Global Financial Capitol
Thought For The Week
- Cheap oil prices were supposed to ignite a boost in spending in other discretionary sectors within our economy.
- So far, consumers have opted to keep these savings rather than spend them elsewhere.
- Although increased savings for Americans is not necessarily a bad outcome, expect to see a rise in spending at some point down the road.
SAVING VS. SPENDING
When oil began its decline back in June 2014, most economists and investors believed that if prices could remain low for an extended period, those economies that import oil and/or consume lots of oil would benefit. The logic goes that if consumers are spending less at the pump, and if companies are paying less for oil, then both would have more money to spend elsewhere in an economy.
The U.S. was supposed to be one of the biggest beneficiaries of cheap oil. Sure, those who work
in the industry would suffer from job losses and bankruptcies, but the net benefit was expected to be big because our economy fits so well into this investment thesis for three reasons:
- We Still Import: Despite the surge in domestic oil production over the last 5 years, we still import most of our oil.
- We Consume: The U.S. is the largest consumer of oil in the world.
- Economic Composition: Over 70% of our economy consists of consumer spending.
The volatility in financial markets has caused a lot of concern amongst the general public, and when consumers are less confident, they tend to spend less.
Add these up and the output is the largest consumer of oil is now paying less for the commodity, so Americans should have a lot of money to spend elsewhere in the economy. So far, only a portion of this thesis has played out. According to the Financial Times, lower gasoline prices saved Americans $126 billion at the pump in 2015, which equates to around $1,000 per household.
The other half of this thesis, the part where Americans were going to spend these savings
elsewhere, has yet to happen. Admittedly, there have been some signs of spending reacting to
cheaper gasoline. For instance, sales of sport utility vehicles surged last year to an all-time high
of 17.5 million, and drivers hit the road to cover a record 3.2 trillion miles.
But consumer spending as a whole has yet to see any real bump. In fact, the data in the chart below point to Americans saving more that spending.
The personal savings rate rose to 5.4% in February, which is the highest it has been in over three years (red arrow) and double the rate prior to the financial crisis (red shaded box). Economists are perplexed and now trying to hypothesize why we haven’t seen more consumer spending and

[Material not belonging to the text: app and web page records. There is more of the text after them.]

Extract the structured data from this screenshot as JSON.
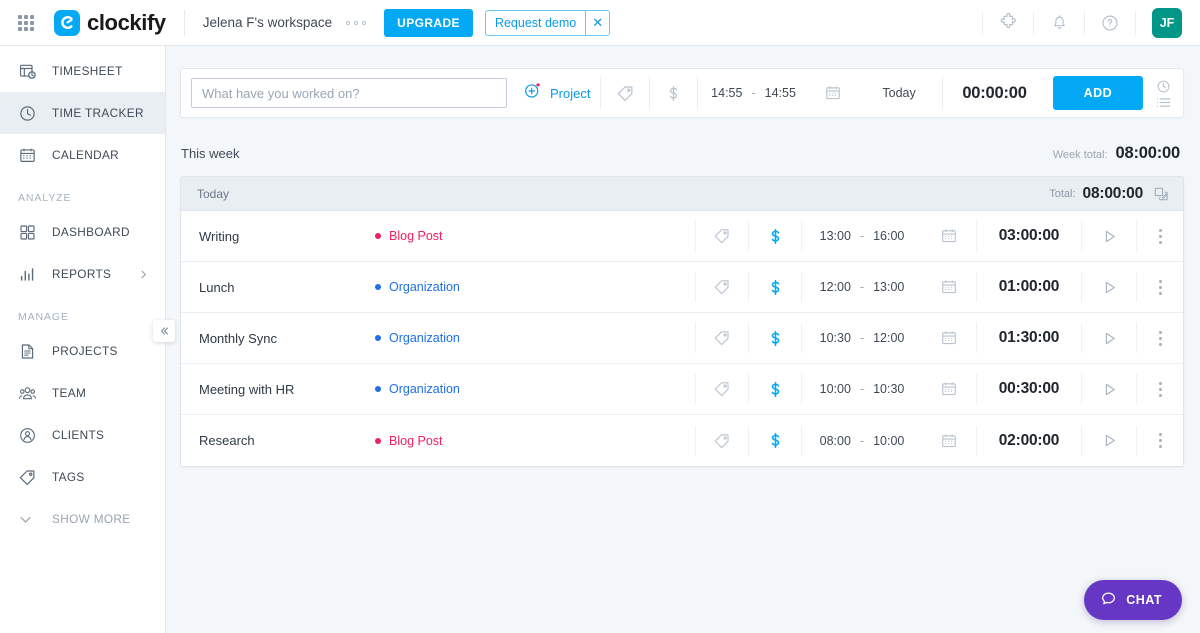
{
  "topbar": {
    "apps_icon": "grid-apps-icon",
    "logo_text": "clockify",
    "workspace": "Jelena F's workspace",
    "workspace_menu_icon": "ellipsis-icon",
    "upgrade_label": "UPGRADE",
    "demo_label": "Request demo",
    "demo_close_icon": "close-icon",
    "integrations_icon": "puzzle-icon",
    "notifications_icon": "bell-icon",
    "help_icon": "question-mark-icon",
    "avatar_initials": "JF",
    "avatar_color": "#009688",
    "accent_color": "#03a9f4"
  },
  "sidebar": {
    "items": [
      {
        "label": "TIMESHEET",
        "icon": "timesheet-icon",
        "active": false
      },
      {
        "label": "TIME TRACKER",
        "icon": "clock-icon",
        "active": true
      },
      {
        "label": "CALENDAR",
        "icon": "calendar-icon",
        "active": false
      }
    ],
    "section_analyze": "ANALYZE",
    "analyze_items": [
      {
        "label": "DASHBOARD",
        "icon": "dashboard-icon",
        "chevron": false
      },
      {
        "label": "REPORTS",
        "icon": "reports-icon",
        "chevron": true
      }
    ],
    "section_manage": "MANAGE",
    "manage_items": [
      {
        "label": "PROJECTS",
        "icon": "projects-icon"
      },
      {
        "label": "TEAM",
        "icon": "team-icon"
      },
      {
        "label": "CLIENTS",
        "icon": "clients-icon"
      },
      {
        "label": "TAGS",
        "icon": "tag-icon"
      }
    ],
    "show_more": "SHOW MORE",
    "show_more_icon": "chevron-down-icon",
    "collapse_icon": "collapse-sidebar-icon"
  },
  "timer": {
    "placeholder": "What have you worked on?",
    "value": "",
    "project_label": "Project",
    "project_add_icon": "add-project-icon",
    "tag_icon": "tag-icon",
    "billable_icon": "dollar-icon",
    "start_time": "14:55",
    "time_dash": "-",
    "end_time": "14:55",
    "calendar_icon": "calendar-icon",
    "day_label": "Today",
    "duration": "00:00:00",
    "add_label": "ADD",
    "mode_icon": "timer-manual-mode-icon"
  },
  "week": {
    "title": "This week",
    "total_label": "Week total:",
    "total_value": "08:00:00"
  },
  "day_group": {
    "day_label": "Today",
    "total_label": "Total:",
    "total_value": "08:00:00",
    "duplicate_icon": "duplicate-icon"
  },
  "project_colors": {
    "Blog Post": "#f2215d",
    "Organization": "#1e6fe8"
  },
  "entries": [
    {
      "description": "Writing",
      "project": "Blog Post",
      "project_color": "#f2215d",
      "tag_icon": "tag-icon",
      "billable_icon": "dollar-icon",
      "start": "13:00",
      "dash": "-",
      "end": "16:00",
      "calendar_icon": "calendar-icon",
      "duration": "03:00:00",
      "play_icon": "play-icon",
      "menu_icon": "kebab-menu-icon"
    },
    {
      "description": "Lunch",
      "project": "Organization",
      "project_color": "#1e6fe8",
      "tag_icon": "tag-icon",
      "billable_icon": "dollar-icon",
      "start": "12:00",
      "dash": "-",
      "end": "13:00",
      "calendar_icon": "calendar-icon",
      "duration": "01:00:00",
      "play_icon": "play-icon",
      "menu_icon": "kebab-menu-icon"
    },
    {
      "description": "Monthly Sync",
      "project": "Organization",
      "project_color": "#1e6fe8",
      "tag_icon": "tag-icon",
      "billable_icon": "dollar-icon",
      "start": "10:30",
      "dash": "-",
      "end": "12:00",
      "calendar_icon": "calendar-icon",
      "duration": "01:30:00",
      "play_icon": "play-icon",
      "menu_icon": "kebab-menu-icon"
    },
    {
      "description": "Meeting with HR",
      "project": "Organization",
      "project_color": "#1e6fe8",
      "tag_icon": "tag-icon",
      "billable_icon": "dollar-icon",
      "start": "10:00",
      "dash": "-",
      "end": "10:30",
      "calendar_icon": "calendar-icon",
      "duration": "00:30:00",
      "play_icon": "play-icon",
      "menu_icon": "kebab-menu-icon"
    },
    {
      "description": "Research",
      "project": "Blog Post",
      "project_color": "#f2215d",
      "tag_icon": "tag-icon",
      "billable_icon": "dollar-icon",
      "start": "08:00",
      "dash": "-",
      "end": "10:00",
      "calendar_icon": "calendar-icon",
      "duration": "02:00:00",
      "play_icon": "play-icon",
      "menu_icon": "kebab-menu-icon"
    }
  ],
  "chat": {
    "label": "CHAT",
    "icon": "chat-bubble-icon",
    "color": "#6637c4"
  }
}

increased economic growth from the fall in oil prices. Unlike many out there who claim to know the answer, I truly don’t know because it’s still too early to tell. However, I’m also not that concerned for two reasons:
- Only Upside: Saving money at the pump is mostly a zero-sum game. Meaning, there simply cannot be a downside to the overwhelming majority of consumers by paying less for something that they don’t even want to buy in the first place.
- Savings Matter: Given the amount of debt accumulation and pain experience during the deleveraging years after the financial crisis, I don’t necessarily consider a rise in the savings rate to be a bad thing.
IMPLICATIONS FOR INVESTORS
I wish I had a better answer, but unfortunately, I don’t think one exists at the moment. If I had to
guess, I would argue that the reason why Americans are not spending more has to do with the short-term, psychological effect of falling oil on consumers. More specifically, the volatility in financial markets has caused a lot of concern amongst the general public, and when consumers are less confident, they tend to spend less.
Our economy is not growing all that much, and consumers still remember the last recession all too well, so they may just be playing it safe for the time being. If I am right, then this will most likely only be a temporary phenomenon. Falling oil has caused stocks to follow in tandem because traders are concerned that energy companies could go bankrupt, and the banks that loaned them money could then be at risk. However, once the weak companies begin to disappear, the stock market should then become less of a hostage to traders as oil-induced volatility wanes.
Like many other investors, I expected to see more of a rise in spending from cheap energy, but it looks like we will just have to wait a while longer. That’s ok, because although timing these things is very difficult, it’s still an indisputable fact that cheap energy prices are a net benefit to the U.S. economy over the long run.